**SUPPLIED MATERIAL:**
*** Block opens ***

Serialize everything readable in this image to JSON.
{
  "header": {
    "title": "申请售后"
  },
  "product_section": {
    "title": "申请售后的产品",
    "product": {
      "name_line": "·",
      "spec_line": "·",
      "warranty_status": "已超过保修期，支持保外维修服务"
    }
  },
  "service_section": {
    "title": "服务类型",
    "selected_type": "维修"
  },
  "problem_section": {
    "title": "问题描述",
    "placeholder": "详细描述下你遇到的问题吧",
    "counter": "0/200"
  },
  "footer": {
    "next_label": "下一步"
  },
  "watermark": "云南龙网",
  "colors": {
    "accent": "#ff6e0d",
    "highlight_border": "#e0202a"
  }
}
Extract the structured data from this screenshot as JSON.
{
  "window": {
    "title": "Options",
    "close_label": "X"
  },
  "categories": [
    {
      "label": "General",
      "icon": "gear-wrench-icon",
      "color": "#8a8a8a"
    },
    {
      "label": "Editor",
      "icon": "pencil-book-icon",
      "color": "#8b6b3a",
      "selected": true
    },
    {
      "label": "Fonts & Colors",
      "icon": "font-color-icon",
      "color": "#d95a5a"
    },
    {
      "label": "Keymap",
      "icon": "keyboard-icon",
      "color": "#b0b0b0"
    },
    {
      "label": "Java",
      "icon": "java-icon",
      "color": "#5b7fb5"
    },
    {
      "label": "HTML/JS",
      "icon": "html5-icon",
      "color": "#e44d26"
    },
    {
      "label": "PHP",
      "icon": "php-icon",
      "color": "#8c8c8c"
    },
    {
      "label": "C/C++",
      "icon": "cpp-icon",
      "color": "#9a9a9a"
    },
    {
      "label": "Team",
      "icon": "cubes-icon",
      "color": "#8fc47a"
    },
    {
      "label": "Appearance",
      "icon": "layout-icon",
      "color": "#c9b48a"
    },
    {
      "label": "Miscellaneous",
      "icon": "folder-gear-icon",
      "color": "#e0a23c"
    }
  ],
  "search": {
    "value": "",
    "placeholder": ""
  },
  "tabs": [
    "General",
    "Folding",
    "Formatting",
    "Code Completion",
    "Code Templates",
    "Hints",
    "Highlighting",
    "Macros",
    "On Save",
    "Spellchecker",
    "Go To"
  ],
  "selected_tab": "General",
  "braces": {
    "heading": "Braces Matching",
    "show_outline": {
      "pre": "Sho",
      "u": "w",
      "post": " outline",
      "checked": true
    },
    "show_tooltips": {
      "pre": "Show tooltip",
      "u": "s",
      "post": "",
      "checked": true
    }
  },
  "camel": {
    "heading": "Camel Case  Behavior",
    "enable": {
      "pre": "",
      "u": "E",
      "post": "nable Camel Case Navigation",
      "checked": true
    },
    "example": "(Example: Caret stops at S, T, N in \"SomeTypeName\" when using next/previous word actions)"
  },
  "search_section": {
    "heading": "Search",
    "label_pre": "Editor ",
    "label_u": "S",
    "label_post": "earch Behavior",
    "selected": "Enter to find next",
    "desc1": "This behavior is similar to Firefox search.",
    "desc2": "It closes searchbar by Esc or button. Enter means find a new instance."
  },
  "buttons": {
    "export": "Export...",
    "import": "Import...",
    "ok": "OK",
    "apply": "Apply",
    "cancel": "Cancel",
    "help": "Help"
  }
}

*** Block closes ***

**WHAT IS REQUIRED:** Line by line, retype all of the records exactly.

**EXERCISE SOLUTION:**
Serialize everything readable in this image to JSON.
{
  "header": {
    "title": "申请售后"
  },
  "product_section": {
    "title": "申请售后的产品",
    "product": {
      "name_line": "·",
      "spec_line": "·",
      "warranty_status": "已超过保修期，支持保外维修服务"
    }
  },
  "service_section": {
    "title": "服务类型",
    "selected_type": "维修"
  },
  "problem_section": {
    "title": "问题描述",
    "placeholder": "详细描述下你遇到的问题吧",
    "counter": "0/200"
  },
  "footer": {
    "next_label": "下一步"
  },
  "watermark": "云南龙网",
  "colors": {
    "accent": "#ff6e0d",
    "highlight_border": "#e0202a"
  }
}
Extract the structured data from this screenshot as JSON.
{
  "window": {
    "title": "Options",
    "close_label": "X"
  },
  "categories": [
    {
      "label": "General",
      "icon": "gear-wrench-icon",
      "color": "#8a8a8a"
    },
    {
      "label": "Editor",
      "icon": "pencil-book-icon",
      "color": "#8b6b3a",
      "selected": true
    },
    {
      "label": "Fonts & Colors",
      "icon": "font-color-icon",
      "color": "#d95a5a"
    },
    {
      "label": "Keymap",
      "icon": "keyboard-icon",
      "color": "#b0b0b0"
    },
    {
      "label": "Java",
      "icon": "java-icon",
      "color": "#5b7fb5"
    },
    {
      "label": "HTML/JS",
      "icon": "html5-icon",
      "color": "#e44d26"
    },
    {
      "label": "PHP",
      "icon": "php-icon",
      "color": "#8c8c8c"
    },
    {
      "label": "C/C++",
      "icon": "cpp-icon",
      "color": "#9a9a9a"
    },
    {
      "label": "Team",
      "icon": "cubes-icon",
      "color": "#8fc47a"
    },
    {
      "label": "Appearance",
      "icon": "layout-icon",
      "color": "#c9b48a"
    },
    {
      "label": "Miscellaneous",
      "icon": "folder-gear-icon",
      "color": "#e0a23c"
    }
  ],
  "search": {
    "value": "",
    "placeholder": ""
  },
  "tabs": [
    "General",
    "Folding",
    "Formatting",
    "Code Completion",
    "Code Templates",
    "Hints",
    "Highlighting",
    "Macros",
    "On Save",
    "Spellchecker",
    "Go To"
  ],
  "selected_tab": "General",
  "braces": {
    "heading": "Braces Matching",
    "show_outline": {
      "pre": "Sho",
      "u": "w",
      "post": " outline",
      "checked": true
    },
    "show_tooltips": {
      "pre": "Show tooltip",
      "u": "s",
      "post": "",
      "checked": true
    }
  },
  "camel": {
    "heading": "Camel Case  Behavior",
    "enable": {
      "pre": "",
      "u": "E",
      "post": "nable Camel Case Navigation",
      "checked": true
    },
    "example": "(Example: Caret stops at S, T, N in \"SomeTypeName\" when using next/previous word actions)"
  },
  "search_section": {
    "heading": "Search",
    "label_pre": "Editor ",
    "label_u": "S",
    "label_post": "earch Behavior",
    "selected": "Enter to find next",
    "desc1": "This behavior is similar to Firefox search.",
    "desc2": "It closes searchbar by Esc or button. Enter means find a new instance."
  },
  "buttons": {
    "export": "Export...",
    "import": "Import...",
    "ok": "OK",
    "apply": "Apply",
    "cancel": "Cancel",
    "help": "Help"
  }
}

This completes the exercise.